Problem statement
Copy all lines containing the string "icon" from the records below.

Dataset rows describing interfaces
◆ ◆ ◆ ◆ ◆
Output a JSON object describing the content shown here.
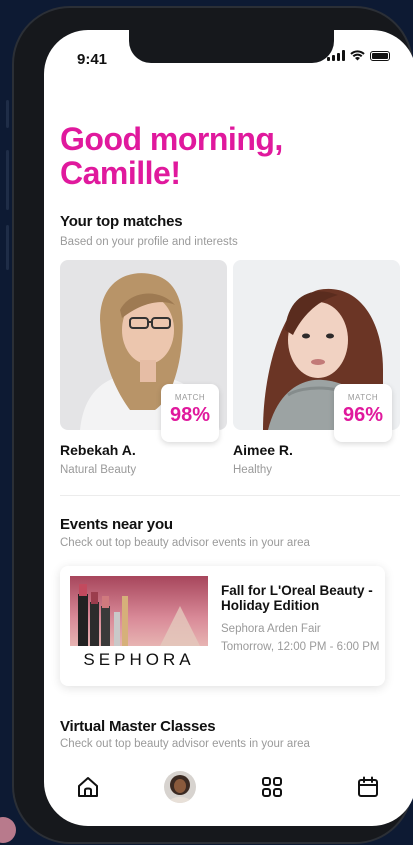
{
  "status_bar": {
    "time": "9:41"
  },
  "greeting": {
    "line1": "Good morning,",
    "line2": "Camille!"
  },
  "top_matches": {
    "title": "Your top matches",
    "subtitle": "Based on your profile and interests",
    "badge_label": "MATCH",
    "items": [
      {
        "name": "Rebekah A.",
        "tag": "Natural Beauty",
        "match": "98%"
      },
      {
        "name": "Aimee R.",
        "tag": "Healthy",
        "match": "96%"
      }
    ]
  },
  "events": {
    "title": "Events near you",
    "subtitle": "Check out top beauty advisor events in your area",
    "items": [
      {
        "brand": "SEPHORA",
        "title": "Fall for L'Oreal Beauty - Holiday Edition",
        "location": "Sephora Arden Fair",
        "time": "Tomorrow, 12:00 PM - 6:00 PM"
      }
    ]
  },
  "classes": {
    "title": "Virtual Master Classes",
    "subtitle": "Check out top beauty advisor events in your area"
  },
  "tabbar": {
    "tabs": [
      {
        "icon": "home-icon"
      },
      {
        "icon": "profile-avatar"
      },
      {
        "icon": "grid-icon"
      },
      {
        "icon": "calendar-icon"
      }
    ]
  },
  "colors": {
    "accent": "#e0199d",
    "background": "#0d1a33",
    "muted": "#9a9a9a"
  }
}
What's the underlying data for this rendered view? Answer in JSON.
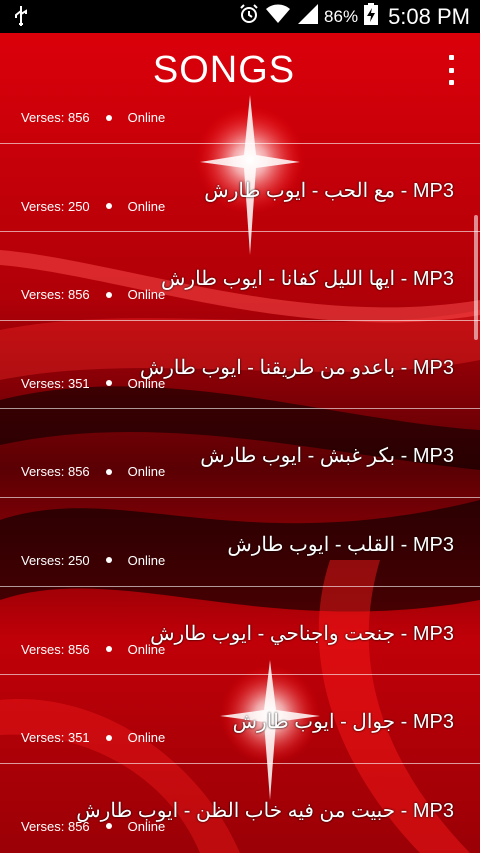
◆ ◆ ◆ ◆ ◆
Task output
        "icon": "home-icon"
        "icon": "profile-avatar"
        "icon": "grid-icon"
        "icon": "calendar-icon"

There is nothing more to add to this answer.